Web page and app entries

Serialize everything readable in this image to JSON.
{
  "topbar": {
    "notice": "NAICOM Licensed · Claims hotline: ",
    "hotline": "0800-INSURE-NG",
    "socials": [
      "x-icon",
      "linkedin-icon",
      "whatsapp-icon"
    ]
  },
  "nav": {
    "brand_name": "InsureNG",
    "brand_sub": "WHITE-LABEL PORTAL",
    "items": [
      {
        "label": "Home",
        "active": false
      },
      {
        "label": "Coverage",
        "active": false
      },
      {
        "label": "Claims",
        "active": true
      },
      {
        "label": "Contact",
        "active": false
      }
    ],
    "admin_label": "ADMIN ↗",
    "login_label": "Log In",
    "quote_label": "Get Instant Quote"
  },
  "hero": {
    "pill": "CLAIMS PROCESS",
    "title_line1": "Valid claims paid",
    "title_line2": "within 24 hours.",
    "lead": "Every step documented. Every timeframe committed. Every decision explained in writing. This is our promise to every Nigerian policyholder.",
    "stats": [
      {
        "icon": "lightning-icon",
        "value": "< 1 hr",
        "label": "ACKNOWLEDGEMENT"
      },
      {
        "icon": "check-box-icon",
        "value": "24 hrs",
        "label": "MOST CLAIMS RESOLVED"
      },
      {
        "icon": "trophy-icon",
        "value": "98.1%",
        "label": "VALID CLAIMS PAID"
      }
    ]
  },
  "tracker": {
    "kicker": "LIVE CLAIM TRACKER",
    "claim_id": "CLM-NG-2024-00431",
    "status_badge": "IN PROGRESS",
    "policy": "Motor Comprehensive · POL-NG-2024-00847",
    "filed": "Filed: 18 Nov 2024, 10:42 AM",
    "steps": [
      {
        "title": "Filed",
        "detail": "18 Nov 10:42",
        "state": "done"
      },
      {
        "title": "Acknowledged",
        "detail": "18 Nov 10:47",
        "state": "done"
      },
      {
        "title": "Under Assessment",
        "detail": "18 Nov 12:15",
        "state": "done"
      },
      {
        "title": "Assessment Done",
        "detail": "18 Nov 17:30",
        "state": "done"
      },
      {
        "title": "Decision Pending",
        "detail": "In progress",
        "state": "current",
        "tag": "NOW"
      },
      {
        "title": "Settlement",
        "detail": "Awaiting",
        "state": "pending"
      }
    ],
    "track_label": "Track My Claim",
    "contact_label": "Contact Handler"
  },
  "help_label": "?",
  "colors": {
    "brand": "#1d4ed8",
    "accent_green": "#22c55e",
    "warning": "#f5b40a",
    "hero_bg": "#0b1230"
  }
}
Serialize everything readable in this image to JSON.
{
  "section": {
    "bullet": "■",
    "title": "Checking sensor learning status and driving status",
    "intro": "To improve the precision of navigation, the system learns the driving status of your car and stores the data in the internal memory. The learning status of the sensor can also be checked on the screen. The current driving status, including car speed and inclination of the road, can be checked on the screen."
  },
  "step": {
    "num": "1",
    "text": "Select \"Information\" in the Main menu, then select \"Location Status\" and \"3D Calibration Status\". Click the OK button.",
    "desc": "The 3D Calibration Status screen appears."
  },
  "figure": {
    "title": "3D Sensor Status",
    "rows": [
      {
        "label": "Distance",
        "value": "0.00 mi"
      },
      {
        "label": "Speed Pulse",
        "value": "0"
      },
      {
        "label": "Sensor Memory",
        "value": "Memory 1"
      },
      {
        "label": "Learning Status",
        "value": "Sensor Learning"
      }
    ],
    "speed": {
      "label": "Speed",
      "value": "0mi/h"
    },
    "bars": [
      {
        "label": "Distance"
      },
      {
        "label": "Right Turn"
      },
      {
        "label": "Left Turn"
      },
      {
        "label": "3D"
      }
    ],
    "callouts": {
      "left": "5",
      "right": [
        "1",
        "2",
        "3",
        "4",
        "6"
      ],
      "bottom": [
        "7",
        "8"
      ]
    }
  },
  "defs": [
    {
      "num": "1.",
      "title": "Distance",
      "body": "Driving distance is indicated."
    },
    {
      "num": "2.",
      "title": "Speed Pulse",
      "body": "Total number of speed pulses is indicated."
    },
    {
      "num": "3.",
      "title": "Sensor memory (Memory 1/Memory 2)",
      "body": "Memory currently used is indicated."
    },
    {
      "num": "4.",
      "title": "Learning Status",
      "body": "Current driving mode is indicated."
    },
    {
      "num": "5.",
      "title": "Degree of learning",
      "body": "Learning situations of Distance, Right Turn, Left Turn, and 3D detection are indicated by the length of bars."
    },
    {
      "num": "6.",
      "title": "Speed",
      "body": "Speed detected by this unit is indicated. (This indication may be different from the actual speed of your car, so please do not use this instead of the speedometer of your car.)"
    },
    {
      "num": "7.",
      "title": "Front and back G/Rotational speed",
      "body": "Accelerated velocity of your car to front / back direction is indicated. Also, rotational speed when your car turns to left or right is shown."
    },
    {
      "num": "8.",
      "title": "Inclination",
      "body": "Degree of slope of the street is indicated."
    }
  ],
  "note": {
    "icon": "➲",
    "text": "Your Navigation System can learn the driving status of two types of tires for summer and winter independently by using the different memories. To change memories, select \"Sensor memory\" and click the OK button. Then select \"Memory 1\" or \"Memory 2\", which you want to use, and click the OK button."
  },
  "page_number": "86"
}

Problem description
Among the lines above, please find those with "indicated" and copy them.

Written response
      "body": "Driving distance is indicated."
      "body": "Total number of speed pulses is indicated."
      "body": "Memory currently used is indicated."
      "body": "Current driving mode is indicated."
      "body": "Learning situations of Distance, Right Turn, Left Turn, and 3D detection are indicated by the length of bars."
      "body": "Speed detected by this unit is indicated. (This indication may be different from the actual speed of your car, so please do not use this instead of the speedometer of your car.)"
      "body": "Accelerated velocity of your car to front / back direction is indicated. Also, rotational speed when your car turns to left or right is shown."
      "body": "Degree of slope of the street is indicated."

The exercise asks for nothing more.